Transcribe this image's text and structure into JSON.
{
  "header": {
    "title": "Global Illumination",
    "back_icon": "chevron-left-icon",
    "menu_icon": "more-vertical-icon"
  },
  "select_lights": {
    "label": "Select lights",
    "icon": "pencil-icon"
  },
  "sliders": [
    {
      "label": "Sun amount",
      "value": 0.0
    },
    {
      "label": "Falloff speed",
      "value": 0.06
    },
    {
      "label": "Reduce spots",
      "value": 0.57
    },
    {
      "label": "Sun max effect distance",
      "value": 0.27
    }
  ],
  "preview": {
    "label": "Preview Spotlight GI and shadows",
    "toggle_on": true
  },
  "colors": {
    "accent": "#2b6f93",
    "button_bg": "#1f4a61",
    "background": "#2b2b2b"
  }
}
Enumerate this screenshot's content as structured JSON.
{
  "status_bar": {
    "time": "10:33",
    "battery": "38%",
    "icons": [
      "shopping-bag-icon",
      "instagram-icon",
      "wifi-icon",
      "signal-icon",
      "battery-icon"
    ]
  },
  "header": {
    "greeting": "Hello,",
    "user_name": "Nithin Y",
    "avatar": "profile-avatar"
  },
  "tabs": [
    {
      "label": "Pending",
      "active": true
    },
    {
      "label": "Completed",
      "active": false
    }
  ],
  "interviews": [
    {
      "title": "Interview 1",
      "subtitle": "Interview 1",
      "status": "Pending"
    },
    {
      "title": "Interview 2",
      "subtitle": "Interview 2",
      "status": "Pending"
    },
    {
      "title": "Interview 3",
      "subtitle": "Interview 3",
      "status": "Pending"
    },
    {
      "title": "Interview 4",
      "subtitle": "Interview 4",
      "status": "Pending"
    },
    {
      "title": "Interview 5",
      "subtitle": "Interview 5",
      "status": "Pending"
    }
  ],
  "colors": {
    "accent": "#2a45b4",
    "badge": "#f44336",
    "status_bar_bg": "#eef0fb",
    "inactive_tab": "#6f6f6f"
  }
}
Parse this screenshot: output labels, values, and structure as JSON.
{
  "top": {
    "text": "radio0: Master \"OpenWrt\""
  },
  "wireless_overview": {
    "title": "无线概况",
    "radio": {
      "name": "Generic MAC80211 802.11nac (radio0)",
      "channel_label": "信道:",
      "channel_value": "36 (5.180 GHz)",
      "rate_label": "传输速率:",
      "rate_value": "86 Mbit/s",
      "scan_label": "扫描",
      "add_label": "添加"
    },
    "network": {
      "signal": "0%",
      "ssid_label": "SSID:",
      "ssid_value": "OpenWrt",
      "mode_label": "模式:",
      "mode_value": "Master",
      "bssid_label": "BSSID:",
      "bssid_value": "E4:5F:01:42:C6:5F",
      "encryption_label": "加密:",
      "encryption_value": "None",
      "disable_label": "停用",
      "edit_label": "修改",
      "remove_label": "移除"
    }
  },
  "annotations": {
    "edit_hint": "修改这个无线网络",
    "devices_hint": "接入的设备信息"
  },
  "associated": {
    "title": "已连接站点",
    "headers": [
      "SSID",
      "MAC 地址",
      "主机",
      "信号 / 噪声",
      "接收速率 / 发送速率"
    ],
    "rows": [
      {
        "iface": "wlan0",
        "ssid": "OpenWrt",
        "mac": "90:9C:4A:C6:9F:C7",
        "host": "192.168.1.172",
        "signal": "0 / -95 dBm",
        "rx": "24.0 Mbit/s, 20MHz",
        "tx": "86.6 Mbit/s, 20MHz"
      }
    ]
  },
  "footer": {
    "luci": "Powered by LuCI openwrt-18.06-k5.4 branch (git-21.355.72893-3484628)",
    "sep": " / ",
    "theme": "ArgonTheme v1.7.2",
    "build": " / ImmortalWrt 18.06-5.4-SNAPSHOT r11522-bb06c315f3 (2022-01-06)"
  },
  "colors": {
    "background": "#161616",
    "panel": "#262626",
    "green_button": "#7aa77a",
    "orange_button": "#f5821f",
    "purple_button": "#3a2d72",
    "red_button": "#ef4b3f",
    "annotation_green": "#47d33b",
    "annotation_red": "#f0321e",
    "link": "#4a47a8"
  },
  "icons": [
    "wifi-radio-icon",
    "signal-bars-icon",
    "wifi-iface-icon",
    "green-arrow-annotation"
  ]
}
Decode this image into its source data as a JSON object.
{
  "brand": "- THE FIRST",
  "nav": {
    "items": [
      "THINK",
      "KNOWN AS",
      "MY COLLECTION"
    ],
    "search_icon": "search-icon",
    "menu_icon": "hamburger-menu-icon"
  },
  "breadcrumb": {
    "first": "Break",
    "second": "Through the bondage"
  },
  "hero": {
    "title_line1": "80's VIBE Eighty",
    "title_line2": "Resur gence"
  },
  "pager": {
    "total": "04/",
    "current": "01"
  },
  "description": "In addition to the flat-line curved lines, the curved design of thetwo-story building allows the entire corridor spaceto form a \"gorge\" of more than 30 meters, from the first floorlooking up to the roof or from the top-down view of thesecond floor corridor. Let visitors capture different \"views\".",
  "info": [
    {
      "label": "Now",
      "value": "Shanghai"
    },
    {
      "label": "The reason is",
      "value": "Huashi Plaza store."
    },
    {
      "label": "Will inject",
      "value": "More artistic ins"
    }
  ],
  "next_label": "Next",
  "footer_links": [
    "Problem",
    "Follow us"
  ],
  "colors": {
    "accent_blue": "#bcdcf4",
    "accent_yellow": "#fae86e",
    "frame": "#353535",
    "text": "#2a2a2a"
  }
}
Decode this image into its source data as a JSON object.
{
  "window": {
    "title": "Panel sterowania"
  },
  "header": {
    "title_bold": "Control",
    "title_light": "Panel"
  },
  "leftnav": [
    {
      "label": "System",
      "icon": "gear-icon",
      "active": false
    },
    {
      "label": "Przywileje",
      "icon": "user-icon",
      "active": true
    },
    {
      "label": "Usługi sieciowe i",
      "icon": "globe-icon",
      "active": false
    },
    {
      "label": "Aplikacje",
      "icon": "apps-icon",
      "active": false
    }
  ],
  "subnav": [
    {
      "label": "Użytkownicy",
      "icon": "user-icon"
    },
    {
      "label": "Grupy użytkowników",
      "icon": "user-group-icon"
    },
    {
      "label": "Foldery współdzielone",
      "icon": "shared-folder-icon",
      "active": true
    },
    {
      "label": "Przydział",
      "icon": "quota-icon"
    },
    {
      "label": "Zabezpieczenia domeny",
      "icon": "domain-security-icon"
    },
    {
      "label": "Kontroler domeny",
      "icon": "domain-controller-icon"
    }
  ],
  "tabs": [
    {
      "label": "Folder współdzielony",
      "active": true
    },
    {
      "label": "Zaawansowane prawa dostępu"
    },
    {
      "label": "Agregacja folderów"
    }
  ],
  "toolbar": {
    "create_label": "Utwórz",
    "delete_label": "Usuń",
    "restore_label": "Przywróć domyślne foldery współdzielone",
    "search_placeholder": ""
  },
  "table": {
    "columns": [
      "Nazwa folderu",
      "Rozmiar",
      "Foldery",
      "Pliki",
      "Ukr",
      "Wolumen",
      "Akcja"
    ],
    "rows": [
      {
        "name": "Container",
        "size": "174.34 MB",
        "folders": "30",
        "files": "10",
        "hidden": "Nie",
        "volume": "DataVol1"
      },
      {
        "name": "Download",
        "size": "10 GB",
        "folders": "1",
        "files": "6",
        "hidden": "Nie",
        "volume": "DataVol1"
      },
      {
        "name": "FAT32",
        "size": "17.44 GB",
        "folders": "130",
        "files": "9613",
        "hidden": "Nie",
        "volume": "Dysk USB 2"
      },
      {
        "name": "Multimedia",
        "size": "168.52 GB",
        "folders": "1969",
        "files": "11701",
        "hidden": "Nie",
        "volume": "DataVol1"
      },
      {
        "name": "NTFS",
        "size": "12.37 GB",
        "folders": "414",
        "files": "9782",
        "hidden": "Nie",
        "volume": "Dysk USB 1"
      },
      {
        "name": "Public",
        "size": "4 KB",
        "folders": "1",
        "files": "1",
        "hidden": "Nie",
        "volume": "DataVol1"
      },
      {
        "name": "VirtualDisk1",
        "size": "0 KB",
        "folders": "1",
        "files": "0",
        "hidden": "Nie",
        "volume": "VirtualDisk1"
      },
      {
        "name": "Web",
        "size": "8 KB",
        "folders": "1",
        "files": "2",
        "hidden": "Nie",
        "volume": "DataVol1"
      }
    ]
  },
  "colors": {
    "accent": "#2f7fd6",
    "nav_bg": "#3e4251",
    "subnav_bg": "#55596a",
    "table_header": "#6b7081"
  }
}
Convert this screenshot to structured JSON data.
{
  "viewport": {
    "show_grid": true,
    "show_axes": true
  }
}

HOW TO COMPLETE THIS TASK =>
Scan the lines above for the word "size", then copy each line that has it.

SOLUTION FOR THIS EXERCISE =>
        "size": "174.34 MB",
        "size": "10 GB",
        "size": "17.44 GB",
        "size": "168.52 GB",
        "size": "12.37 GB",
        "size": "4 KB",
        "size": "0 KB",
        "size": "8 KB",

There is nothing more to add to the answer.